We identify a broad opportunity to develop an understanding of how digital technologies that provide tangible interactions can be effectively used in museum environments that engage cultural heritage. Tangible interaction couples computational media with physical objects embedded in a physical environment.
Our goal as researchers is to better understand how tangible interaction technologies can be designed and situated within the museum context in order to improve visitors’ understanding of historical and cultural concepts. We introduce here a tangible tabletop installation piece for an exhibition titled Mapping Place: Africa Beyond Paper, which contrasted Western and African notions of mapping history and place. Under the guidance of professor Ali Mazalek, students from Georgia Tech and Ryerson University collaborated to create the installation between 2013 and 2014. The Mapping Place exhibition took place from February 28 to June 6, 2014 at the Robert C. Williams Paper Museum in Atlanta, GA, and was part of the Africa-Atlanta 2014 initiative.
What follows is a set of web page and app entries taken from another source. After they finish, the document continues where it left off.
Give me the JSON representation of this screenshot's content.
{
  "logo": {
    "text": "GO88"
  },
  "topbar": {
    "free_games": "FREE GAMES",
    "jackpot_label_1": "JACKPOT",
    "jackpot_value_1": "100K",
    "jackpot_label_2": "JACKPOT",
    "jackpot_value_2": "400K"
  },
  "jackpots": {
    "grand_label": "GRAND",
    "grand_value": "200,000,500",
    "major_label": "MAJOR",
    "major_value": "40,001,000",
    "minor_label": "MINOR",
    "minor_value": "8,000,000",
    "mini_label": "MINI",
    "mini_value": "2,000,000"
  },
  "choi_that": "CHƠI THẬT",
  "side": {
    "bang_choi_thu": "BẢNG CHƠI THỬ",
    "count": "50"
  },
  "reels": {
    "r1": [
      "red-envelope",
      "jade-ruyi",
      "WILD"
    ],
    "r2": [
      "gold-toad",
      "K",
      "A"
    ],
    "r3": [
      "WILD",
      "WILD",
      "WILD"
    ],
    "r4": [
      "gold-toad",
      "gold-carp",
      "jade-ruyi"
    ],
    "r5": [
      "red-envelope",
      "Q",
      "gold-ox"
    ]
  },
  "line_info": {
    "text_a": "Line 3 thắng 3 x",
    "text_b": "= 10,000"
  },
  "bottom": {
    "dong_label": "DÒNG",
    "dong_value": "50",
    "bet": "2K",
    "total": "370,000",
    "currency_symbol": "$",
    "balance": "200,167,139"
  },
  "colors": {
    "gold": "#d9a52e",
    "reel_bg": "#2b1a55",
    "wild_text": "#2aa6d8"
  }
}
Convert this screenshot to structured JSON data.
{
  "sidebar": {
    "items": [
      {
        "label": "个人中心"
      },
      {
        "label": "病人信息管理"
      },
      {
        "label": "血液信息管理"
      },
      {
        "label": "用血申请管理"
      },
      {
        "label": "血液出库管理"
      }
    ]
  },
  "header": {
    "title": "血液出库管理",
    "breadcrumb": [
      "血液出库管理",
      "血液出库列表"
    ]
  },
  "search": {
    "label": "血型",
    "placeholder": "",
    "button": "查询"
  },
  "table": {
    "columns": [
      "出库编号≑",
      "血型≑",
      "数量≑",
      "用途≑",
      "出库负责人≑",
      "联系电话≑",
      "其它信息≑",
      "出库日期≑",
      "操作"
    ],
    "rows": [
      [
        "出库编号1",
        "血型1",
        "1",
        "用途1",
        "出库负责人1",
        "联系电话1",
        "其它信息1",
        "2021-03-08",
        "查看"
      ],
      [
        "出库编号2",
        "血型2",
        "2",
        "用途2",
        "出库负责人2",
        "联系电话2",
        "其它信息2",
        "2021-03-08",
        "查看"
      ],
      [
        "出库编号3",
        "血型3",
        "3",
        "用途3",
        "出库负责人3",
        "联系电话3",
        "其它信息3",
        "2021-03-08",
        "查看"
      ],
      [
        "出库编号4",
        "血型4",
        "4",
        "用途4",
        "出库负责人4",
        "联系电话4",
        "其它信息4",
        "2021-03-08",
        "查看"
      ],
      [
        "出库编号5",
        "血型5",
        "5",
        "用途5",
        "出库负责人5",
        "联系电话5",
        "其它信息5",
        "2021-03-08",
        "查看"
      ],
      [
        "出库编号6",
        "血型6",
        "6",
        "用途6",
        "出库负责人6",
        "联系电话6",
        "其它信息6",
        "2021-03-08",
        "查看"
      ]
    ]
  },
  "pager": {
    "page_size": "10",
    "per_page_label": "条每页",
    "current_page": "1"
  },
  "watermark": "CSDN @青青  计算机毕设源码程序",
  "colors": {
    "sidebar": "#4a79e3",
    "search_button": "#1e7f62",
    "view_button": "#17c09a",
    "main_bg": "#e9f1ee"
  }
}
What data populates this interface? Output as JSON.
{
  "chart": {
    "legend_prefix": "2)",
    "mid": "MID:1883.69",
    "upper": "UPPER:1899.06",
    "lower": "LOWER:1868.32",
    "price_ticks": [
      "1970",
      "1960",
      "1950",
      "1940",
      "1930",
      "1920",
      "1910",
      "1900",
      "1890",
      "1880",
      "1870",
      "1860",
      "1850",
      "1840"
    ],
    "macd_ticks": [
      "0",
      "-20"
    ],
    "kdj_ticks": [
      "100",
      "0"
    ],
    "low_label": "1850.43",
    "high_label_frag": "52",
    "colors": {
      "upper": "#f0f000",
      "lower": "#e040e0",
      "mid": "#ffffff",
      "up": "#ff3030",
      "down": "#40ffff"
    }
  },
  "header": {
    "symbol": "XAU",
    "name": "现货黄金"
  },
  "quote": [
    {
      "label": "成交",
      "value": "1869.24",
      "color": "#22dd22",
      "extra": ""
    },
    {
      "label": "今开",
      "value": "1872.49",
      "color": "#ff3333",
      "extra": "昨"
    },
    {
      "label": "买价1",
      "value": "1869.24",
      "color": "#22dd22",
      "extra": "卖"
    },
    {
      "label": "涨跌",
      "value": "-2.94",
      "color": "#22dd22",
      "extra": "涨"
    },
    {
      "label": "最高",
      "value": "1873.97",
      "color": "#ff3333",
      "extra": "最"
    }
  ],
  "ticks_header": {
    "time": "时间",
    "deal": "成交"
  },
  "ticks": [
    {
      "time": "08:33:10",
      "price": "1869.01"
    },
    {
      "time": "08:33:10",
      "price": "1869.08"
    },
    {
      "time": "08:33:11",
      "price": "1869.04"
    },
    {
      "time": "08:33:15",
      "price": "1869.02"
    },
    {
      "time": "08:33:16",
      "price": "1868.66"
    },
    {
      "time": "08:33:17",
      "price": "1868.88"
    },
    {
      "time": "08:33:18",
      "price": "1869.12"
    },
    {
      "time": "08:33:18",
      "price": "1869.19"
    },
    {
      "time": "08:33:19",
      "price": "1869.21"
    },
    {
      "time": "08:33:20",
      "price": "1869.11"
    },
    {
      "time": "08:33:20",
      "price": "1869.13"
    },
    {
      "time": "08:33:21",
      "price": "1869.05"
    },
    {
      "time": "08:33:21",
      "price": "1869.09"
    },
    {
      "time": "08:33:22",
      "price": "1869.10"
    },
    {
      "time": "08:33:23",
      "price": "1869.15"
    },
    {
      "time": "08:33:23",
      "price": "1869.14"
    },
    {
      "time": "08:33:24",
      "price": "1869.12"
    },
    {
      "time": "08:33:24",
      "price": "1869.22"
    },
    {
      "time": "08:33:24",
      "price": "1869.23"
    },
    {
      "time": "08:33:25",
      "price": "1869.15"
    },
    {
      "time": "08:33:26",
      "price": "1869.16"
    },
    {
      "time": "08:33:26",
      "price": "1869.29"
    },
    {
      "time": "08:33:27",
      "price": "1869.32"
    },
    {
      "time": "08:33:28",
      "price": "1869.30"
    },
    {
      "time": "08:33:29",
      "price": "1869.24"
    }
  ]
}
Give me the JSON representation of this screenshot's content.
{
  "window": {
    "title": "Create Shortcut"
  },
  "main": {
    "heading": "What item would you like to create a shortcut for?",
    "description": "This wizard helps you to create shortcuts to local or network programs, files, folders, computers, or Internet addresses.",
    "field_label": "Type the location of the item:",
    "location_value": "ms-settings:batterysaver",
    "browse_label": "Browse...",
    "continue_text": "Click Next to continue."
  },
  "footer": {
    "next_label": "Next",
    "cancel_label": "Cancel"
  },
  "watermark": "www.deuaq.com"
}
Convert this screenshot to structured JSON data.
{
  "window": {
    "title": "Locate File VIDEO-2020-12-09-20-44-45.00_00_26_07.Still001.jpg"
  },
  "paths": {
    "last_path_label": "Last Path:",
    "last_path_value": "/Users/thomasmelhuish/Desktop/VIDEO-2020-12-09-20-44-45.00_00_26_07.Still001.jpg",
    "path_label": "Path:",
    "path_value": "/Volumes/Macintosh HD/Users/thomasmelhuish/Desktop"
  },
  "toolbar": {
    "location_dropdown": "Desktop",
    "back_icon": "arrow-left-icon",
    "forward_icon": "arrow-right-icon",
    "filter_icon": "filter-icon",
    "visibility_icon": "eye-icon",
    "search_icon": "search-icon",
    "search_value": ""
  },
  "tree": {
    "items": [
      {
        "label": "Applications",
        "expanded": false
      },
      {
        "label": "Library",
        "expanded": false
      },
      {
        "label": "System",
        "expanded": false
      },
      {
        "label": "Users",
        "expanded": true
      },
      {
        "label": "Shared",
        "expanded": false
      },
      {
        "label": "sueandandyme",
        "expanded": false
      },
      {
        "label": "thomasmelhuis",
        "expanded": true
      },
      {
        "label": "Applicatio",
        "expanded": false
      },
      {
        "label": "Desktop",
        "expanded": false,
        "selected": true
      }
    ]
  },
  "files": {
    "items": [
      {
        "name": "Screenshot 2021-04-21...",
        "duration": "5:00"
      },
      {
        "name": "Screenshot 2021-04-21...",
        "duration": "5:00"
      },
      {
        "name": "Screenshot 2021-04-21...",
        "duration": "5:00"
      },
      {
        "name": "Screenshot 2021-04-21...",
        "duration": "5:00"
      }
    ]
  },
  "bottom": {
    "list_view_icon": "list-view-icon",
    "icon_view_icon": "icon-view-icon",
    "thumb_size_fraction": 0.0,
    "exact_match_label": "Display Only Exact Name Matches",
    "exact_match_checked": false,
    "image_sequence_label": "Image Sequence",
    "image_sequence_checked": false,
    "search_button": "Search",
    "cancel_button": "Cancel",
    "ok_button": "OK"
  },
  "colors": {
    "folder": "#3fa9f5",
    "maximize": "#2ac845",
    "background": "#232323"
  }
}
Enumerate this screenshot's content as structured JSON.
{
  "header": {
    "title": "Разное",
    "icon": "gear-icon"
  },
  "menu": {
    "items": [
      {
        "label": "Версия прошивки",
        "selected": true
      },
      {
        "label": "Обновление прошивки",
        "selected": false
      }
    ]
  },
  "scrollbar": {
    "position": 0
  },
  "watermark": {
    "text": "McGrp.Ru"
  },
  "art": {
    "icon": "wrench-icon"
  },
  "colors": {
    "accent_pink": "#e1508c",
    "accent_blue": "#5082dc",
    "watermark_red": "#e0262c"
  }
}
The design of Mapping Place was inspired by the Lukasa, a hand-sized wooden tablet studded with beads and shells and carved with ideograms. The beads, shells and carvings are used to represent pieces of stories and thus serve to record the history, genealogy and cosmology of the Luba peoples in Central Africa. With the authentic Lukasa inside a glass case in the Mapping Place: Africa Beyond Paper exhibition, our piece aimed to give students a tangible way to explore symbolic and non-linguistic mapping concepts that are central to the Lukasa. The installation consists of a multi-touch tabletop with multiple tangible shells and two wall mounted projections. By placing a tangible shell on the tabletop display, seven icons appear as a circular “menu” around it, representing possible components of a story about family and place. The visitors can assign meaning to the digital beads by dragging them onto the menu icons, and a corresponding animation begins to play on a wall adjacent to the table. The entire tabletop becomes the group’s digital Lukasa, holding multiple visitors’ stories. Through the shared practice of storytelling, our design enabled visitors to create a personal connection to the historical and cultural practices of the Lukasa.The Lukasa-inspired interactive installation demonstrates one way in which emerging digital interaction technologies can be used to support historical and cultural concepts in ways that are tangible, embodied, and performative.
Our observations and our user study of the museum visitors show that grounding the tangible experience in contextualized knowledge can enhance visitors' comprehension of abstract concepts and subject matter. As illustrated in this project, we believe that bodily interaction is a viable way to remediate cultural heritage and support learning goals. The openness of the interactive experience invites visitors to reflect on their experience, actively participate in the meaning-making process, and share their understanding with others. We share our design process, user study, and design implications for how digital and tangible interaction technologies can be used for cultural learning in museum exhibits.